If the Irish had known of it, near a million people would not have died in the tragic Potato Famine of the 1840s. The potato famine was caused by potato blight which came into Ireland via a ship from the Americas.
The Irish grew one variety of potato almost to the exclusion of all others – The Irish Lumper. It grew well in the wet Irish climate conditions and thrived on nutrition-poor thin soils. Ideal for gardeners, smallholders and farmers but it had one fatal flaw. It was particularly vulnerable to blight and almost wiped out.
If they had grown many varieties of potato, the chances are good that some would have been immune or resistant and the famine may have been averted.
To the present world, the tremendous number of varieties and their collective gene pool can help overcome the many diseases and climate problems that stress today’s common seed varieties.

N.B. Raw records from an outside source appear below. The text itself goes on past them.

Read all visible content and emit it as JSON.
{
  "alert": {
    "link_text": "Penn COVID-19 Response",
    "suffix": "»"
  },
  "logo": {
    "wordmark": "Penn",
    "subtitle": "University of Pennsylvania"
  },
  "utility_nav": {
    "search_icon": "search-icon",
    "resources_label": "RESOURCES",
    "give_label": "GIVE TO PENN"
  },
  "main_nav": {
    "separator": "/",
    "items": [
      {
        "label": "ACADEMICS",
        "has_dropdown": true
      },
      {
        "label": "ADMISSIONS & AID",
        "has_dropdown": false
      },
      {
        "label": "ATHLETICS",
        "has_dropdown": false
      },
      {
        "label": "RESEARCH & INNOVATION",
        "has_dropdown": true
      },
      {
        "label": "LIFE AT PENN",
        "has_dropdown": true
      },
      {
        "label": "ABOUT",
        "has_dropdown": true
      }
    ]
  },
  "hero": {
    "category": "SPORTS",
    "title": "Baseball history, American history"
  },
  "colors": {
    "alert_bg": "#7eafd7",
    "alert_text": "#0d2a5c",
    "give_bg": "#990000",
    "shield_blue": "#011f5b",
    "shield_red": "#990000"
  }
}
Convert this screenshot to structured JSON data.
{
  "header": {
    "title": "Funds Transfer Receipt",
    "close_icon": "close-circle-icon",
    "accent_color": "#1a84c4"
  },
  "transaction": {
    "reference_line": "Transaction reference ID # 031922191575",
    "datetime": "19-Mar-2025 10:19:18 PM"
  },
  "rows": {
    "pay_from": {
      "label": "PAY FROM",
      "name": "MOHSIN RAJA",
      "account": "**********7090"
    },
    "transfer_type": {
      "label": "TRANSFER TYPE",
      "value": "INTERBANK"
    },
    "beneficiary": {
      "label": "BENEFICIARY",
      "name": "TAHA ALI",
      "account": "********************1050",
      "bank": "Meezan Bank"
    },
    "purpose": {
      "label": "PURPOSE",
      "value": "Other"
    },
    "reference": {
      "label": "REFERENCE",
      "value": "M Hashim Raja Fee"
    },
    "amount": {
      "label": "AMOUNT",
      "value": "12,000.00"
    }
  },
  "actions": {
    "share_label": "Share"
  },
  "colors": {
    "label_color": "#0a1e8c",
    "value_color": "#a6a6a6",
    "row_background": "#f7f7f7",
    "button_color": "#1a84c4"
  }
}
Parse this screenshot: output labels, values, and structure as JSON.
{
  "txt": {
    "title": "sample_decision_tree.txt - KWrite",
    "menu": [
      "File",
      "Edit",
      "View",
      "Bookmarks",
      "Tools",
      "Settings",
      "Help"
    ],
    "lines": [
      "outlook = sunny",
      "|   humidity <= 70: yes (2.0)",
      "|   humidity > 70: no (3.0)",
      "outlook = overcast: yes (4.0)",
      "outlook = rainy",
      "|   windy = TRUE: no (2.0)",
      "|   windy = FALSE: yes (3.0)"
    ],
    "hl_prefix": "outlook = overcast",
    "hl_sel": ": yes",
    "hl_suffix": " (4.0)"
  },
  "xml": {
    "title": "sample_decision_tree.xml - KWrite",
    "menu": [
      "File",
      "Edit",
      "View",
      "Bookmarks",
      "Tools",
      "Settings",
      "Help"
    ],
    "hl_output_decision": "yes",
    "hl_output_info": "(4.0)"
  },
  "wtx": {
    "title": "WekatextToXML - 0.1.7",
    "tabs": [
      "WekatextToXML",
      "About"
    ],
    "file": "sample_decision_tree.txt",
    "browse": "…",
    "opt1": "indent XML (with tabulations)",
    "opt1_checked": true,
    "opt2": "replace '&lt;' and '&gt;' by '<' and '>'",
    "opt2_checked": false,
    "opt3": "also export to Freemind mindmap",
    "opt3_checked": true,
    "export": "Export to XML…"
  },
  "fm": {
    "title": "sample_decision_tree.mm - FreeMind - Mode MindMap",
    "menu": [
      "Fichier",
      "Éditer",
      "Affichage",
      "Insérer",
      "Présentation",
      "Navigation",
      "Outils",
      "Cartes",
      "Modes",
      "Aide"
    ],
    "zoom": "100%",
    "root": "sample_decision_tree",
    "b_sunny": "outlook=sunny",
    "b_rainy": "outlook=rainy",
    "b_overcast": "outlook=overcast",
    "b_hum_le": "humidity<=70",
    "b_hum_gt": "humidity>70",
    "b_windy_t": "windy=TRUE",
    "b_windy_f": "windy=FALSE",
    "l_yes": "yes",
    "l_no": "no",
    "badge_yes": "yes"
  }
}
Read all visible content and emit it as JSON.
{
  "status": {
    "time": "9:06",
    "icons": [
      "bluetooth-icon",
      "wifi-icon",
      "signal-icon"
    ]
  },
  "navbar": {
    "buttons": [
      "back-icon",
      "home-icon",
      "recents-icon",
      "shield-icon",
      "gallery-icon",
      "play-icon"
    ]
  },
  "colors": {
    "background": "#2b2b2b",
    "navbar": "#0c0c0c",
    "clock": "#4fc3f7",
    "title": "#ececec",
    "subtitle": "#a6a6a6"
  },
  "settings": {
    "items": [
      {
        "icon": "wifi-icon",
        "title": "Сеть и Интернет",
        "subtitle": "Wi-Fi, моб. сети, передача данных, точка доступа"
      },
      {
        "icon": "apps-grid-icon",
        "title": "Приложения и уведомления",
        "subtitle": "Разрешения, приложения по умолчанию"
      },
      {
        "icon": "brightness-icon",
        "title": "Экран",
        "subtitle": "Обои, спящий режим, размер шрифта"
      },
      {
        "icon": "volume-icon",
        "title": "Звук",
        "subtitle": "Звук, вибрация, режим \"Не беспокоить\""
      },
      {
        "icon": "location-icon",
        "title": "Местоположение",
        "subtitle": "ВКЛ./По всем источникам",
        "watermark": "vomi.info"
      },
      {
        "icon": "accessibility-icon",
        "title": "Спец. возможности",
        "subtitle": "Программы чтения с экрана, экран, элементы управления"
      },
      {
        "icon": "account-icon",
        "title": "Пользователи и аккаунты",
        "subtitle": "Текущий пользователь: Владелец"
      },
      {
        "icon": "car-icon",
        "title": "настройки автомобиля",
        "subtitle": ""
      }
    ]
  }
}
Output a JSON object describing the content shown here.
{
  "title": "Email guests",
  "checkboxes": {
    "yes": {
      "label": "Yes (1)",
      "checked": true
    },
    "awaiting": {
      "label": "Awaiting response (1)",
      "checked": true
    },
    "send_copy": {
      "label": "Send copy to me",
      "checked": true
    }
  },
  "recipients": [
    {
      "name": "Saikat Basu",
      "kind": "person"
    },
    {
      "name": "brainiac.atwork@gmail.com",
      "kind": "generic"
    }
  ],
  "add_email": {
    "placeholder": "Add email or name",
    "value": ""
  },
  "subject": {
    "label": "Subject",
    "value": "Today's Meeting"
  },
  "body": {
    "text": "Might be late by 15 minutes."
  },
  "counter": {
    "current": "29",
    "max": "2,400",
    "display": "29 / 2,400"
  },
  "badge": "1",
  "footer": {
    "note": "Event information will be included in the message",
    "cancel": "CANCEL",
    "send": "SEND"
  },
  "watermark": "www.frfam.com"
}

This is because one seed type does not suit all growing conditions. Where summers are very short, sub-arctic types will fruit and ripen quickly, often within 45 days. Where summers are hot and long, another variety, large and trailing, will fit the bill.
Local growers knew this and over centuries developed strains to accommodate their conditions and problems, and maximize flavour of course. In the past seed merchants would offer variants on a variety – often with the title ‘Improved’ or ‘Selected’. However, a certain amount of sharp practice took place with premium prices claimed on ordinary seeds.
In an effort to protect the public from the sharp practice, regulations were brought in which spectacularly resulted in the baby being thrown out with the bathwater. Hundreds of varieties that were similar but not identical to others vanished overnight.
Sadly, many of today’s seed catalogues limit our selection to only several varieties per species, if even that many. And hybridized varieties populate the bulk of listings. Much work has gone into hybridization but at the expense of flavour, texture and fragrance.
Not all qualities will fit into one seed. Hybridizers aim primarily for the wholesale production market where uniform size, uniform maturing time and shipping endurance are key elements.
Even open-pollinated varieties (non-hybrid) are selected for uniformity, which is precisely what we don’t want for biodiversity.
How you can Improve Biodiversity by Seed Saving
By saving seeds from plants selected for traits desirable in your location, these will diverge from the standard. Over some generations you will achieve a new variety, increasing biodiversity.
Let’s say a plague like blight hit runner-beans and all of the top ten varieties were susceptible. But you have a variety selected for your own purposes. That could have a side effect of being immune.
The seed saving home-grower could be a saviour in the future
Seed Saving Articles, Information & Resources
- Saving Your Own Seeds – General Guide to Seed Saving
- Seed Saving to Improve Biodiversity
- Seed Storage & Longevity Lifespan – How Long Seeds Will Keep For
- Seed Germination & Viability Testing
- Seed Saving: Storing Seeds: Seed Viability
- What Are F1 Plants & Seeds: How & Why of F1 Hybrids
- Seed Saving Heirloom or Heritage Seeds
- Seed Saving: Carrots | Save Your Own Carrot Seed
- Seed Saving: Peas | Save Your Own Pea Seed
- Seed Saving: Tomatoes | Save Your Own Tomato Seed